Pohl participated in and enjoyed Associated Mennonite Biblical Seminary’s Explore program as a high school student, so.MIP seemed like a natural progression for her.
“I’m not sure if I want to be a pastor or not,” she says, “but I know it’s a direction my life can take. I know it’s an opportunity for me to grow as a person and for my faith to grow. Plus, it’s a wonderful opportunity to travel.”
While at First Mennonite, Pohl led Vacation Bible School, gained experience in peaceful conflict resolution and counseled at Camp Keola.
One of Pohl’s most memorable moments occurred at camp. After a camper was left unconscious by a collision in a soccer game, the camp prayed together for three hours. The camper regained consciousness before ambulances arrived and fully recovered afterward.

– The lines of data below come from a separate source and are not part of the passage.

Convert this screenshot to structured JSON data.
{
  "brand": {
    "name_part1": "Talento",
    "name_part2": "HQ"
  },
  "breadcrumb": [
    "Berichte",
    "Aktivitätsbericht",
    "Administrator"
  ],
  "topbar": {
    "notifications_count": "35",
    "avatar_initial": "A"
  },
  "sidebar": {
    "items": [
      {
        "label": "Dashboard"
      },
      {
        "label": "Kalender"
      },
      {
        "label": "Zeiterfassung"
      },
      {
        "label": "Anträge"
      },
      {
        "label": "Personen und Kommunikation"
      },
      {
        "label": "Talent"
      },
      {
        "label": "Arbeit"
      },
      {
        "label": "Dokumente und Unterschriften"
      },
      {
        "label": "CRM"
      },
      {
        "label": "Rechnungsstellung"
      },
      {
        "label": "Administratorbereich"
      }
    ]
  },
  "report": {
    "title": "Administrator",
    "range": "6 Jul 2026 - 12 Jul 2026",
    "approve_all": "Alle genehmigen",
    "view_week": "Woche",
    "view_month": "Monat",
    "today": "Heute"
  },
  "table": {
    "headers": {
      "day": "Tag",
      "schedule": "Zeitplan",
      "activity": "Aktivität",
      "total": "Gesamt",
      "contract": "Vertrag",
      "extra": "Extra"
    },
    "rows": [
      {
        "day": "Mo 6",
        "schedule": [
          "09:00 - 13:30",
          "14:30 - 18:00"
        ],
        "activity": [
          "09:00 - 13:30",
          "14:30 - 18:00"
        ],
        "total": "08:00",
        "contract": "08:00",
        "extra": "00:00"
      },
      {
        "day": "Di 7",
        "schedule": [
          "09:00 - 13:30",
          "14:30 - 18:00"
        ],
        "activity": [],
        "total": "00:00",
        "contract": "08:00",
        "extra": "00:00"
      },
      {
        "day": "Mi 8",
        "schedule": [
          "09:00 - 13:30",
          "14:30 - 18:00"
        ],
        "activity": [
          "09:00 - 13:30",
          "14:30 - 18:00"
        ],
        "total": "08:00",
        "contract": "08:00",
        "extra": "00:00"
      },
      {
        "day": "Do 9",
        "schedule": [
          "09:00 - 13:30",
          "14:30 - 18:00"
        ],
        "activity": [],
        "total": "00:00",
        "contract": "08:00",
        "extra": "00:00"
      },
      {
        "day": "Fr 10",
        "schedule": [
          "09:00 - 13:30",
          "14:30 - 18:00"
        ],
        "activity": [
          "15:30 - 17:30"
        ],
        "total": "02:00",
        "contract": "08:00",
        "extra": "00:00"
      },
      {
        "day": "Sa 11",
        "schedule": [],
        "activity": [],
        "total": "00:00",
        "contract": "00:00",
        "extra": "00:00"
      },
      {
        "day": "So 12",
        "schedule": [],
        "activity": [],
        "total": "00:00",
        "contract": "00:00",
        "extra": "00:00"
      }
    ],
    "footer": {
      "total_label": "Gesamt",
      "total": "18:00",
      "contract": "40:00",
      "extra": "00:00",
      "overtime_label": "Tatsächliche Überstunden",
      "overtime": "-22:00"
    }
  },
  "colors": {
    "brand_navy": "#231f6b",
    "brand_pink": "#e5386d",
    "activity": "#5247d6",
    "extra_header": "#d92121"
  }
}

“It’s amazing how this community can come together in prayer,” says Pohl.
The act of prayer was a highlight for John Miller, senior from Partridge, whose MIP experience took place at Christ Community Church in Des Moines, Iowa.
“Learning that I didn’t and still don’t know how to pray was very significant,” he says. “I had the assumption that if I prayed sincerely and spontaneously then that was what prayer came down to. I think that it does to a degree and that’s significant and incredibly important. But I also think there’s something to be learned from the disciples who said, ‘Jesus, teach us how to pray.’ They didn’t have the assumption that they knew how to pray.”
Miller has no immediate intention to become a pastor, he says, but he continues to focus on prayer, leading fellow Bethel students weekly in praying the Divine Office from a Catholic prayer book.
Graber preached two sermons at Community Mennonite Church and received most affirmations for both. At this point, she says she is hesitant to enter formal ministry.
“I feel called to play an active part in the church and I love knowing how the church works,” she says. “They tell me I preach good sermons, but we know that’s not the primary role of a pastor.”
Graber plans to formally pursue work in the field of her primary major, psychology.
Regehr says he was surprised by the outcome of his MIP experience.
“I made it pretty clear that I was going into the program hoping and expecting to hear God calling me away from pastoral ministry and that did not happen,” he says. “I now feel very clearly that God is calling me to pastoral ministry. I’m not sure what that means, but the next step is seminary.”
MIP is a joint program of Mennonite Church USA and the MC USA-affiliated colleges to help college-age young adults consider pastoral ministry as a vocation. Students are placed in Mennonite congregations although they do not have to be Mennonite to participate in MIP. Bethel College has had at least one student in MIP every year since the program started at Bethel in 1987.